### REQUIRED WORK
These records are to be written out exactly as they read, minus the pictures.

### DATASET EXTRACT
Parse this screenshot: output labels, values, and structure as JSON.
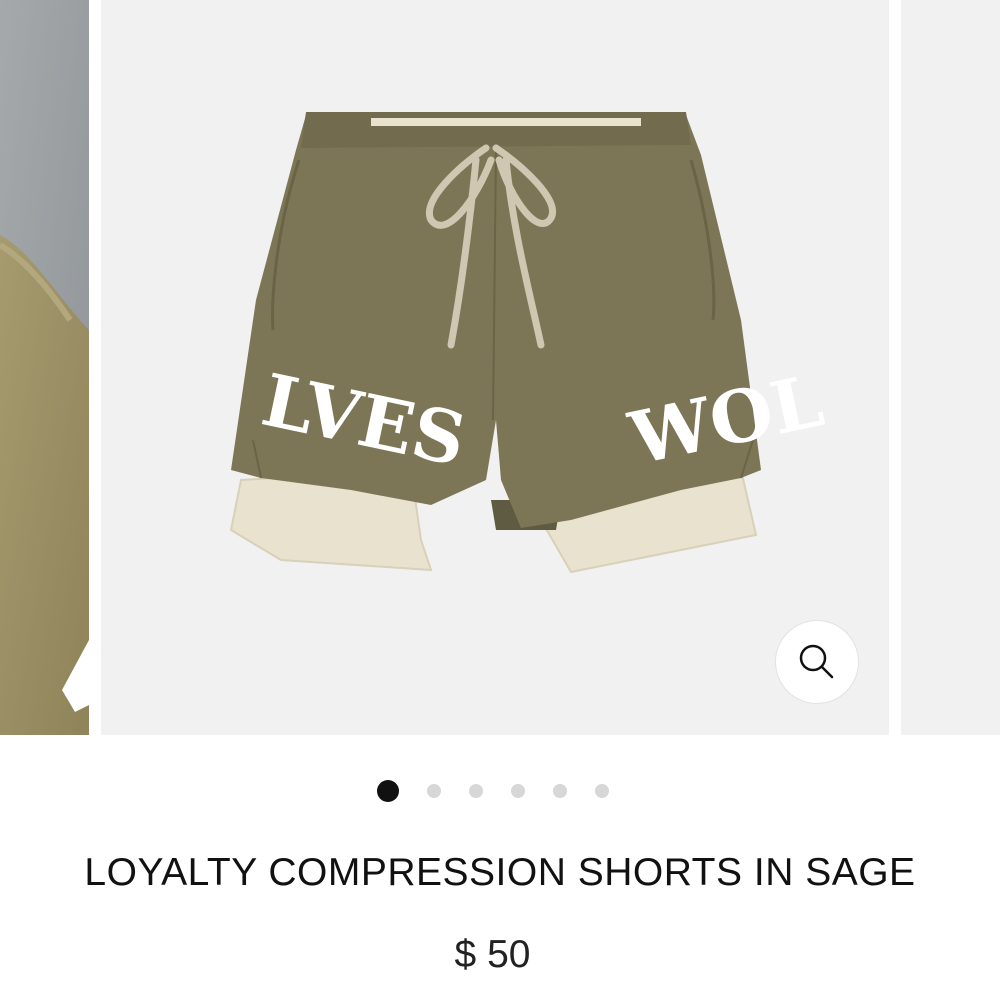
{
  "product": {
    "title": "LOYALTY COMPRESSION SHORTS IN SAGE",
    "price": "$ 50",
    "image_text_left": "LVES",
    "image_text_right": "WOL"
  },
  "gallery": {
    "active_index": 0,
    "total_images": 6,
    "zoom_icon": "magnifier-icon"
  },
  "colors": {
    "shorts": "#7d7656",
    "liner": "#e8e2cf",
    "drawstring": "#cfc7b1",
    "dot_active": "#111111",
    "dot_inactive": "#d7d7d7"
  }
}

### RESULT FOR THIS TASK
Parse this screenshot: output labels, values, and structure as JSON.
{
  "product": {
    "title": "LOYALTY COMPRESSION SHORTS IN SAGE",
    "price": "$ 50",
    "image_text_left": "LVES",
    "image_text_right": "WOL"
  },
  "gallery": {
    "active_index": 0,
    "total_images": 6,
    "zoom_icon": "magnifier-icon"
  },
  "colors": {
    "shorts": "#7d7656",
    "liner": "#e8e2cf",
    "drawstring": "#cfc7b1",
    "dot_active": "#111111",
    "dot_inactive": "#d7d7d7"
  }
}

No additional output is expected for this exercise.